Having checked out a raised crosswalk on Lincoln Avenue in Lincoln Square, which has helped slow car speeds next to Kempf Plaza, Bradley said her main reason for opposing the speed tables is philosophical. Since all drivers might be required to hit the brakes before going over the speed tables, “you’re penalizing everybody, not just the speeders,” she said.
However, when I spoke to Sajovec on Friday, he said that some of the other opponents had been confused about the nature of raised crosswalks. “What they envisioned was more like speed humps,” he said.
At a meeting of Logan Square Preservation last month, attendees watched a short Chicago Department of Transportation video of drivers going over a speed table next to a University of Chicago Laboratory Schools building at 5800 South Stony Island Avenue. After they watched the clip, a couple of people who had been against the Palmer Square raised crosswalks dropped their opposition, and all 30 members voted to endorse the proposal, Sajovec said.

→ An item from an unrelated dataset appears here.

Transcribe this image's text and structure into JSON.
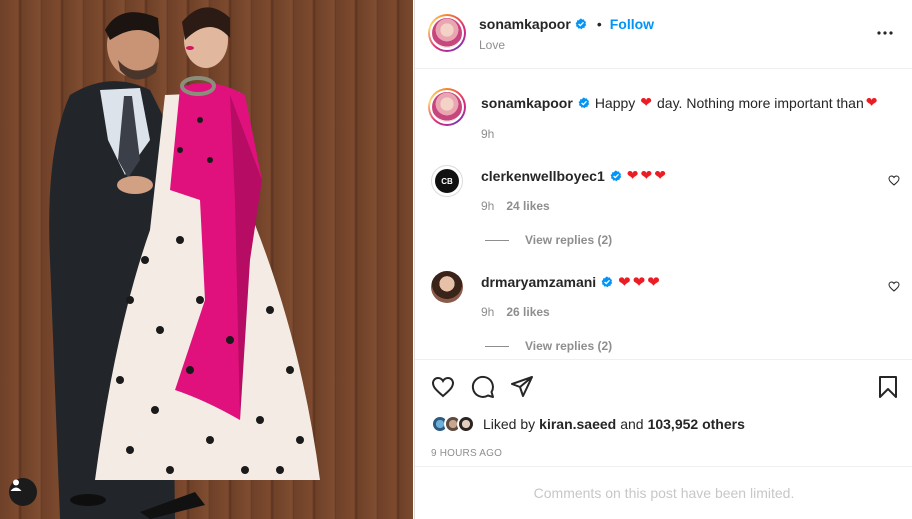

“The next step is to make sure that all of the people around the park understand specifically what’s being proposed,” Sajovec said. “If all of the people who have concerns understand the proposal, then Scott can weigh the pros and cons and make a decision about whether to move forward.”
Last night, the safety campaign got another boost when the Homeowners Association of Palmer Square discussed the issue and voted eight to two in favor of the raised crosswalks, according to Andrea Keller’s husband Rudy Keller. He said the association would be passing on the results to Waguespack today.
It’s worth noting that the Stony Island speed table has less vertical deflection than the Lincoln Avenue raised crosswalk. The former appears to have been designed chiefly to raise awareness of pedestrians, rather than to force drivers to slow down. As a result, two of the three motorists in the short video appear to be passing over the Lab School speed table at a high speed, without braking at all.
While a final design for Palmer Square hasn’t been determined yet, hopefully the raised crosswalks would look more like the higher-profile Lincoln Square speed tables, which appear to be much more effective. It would be disappointing if the city chooses a design that merely suggests that drivers slow down, rather than requiring them to do so. A watered-down design would have little influence on the type of motorist who would drive faster than 40 mph next to a tot lot.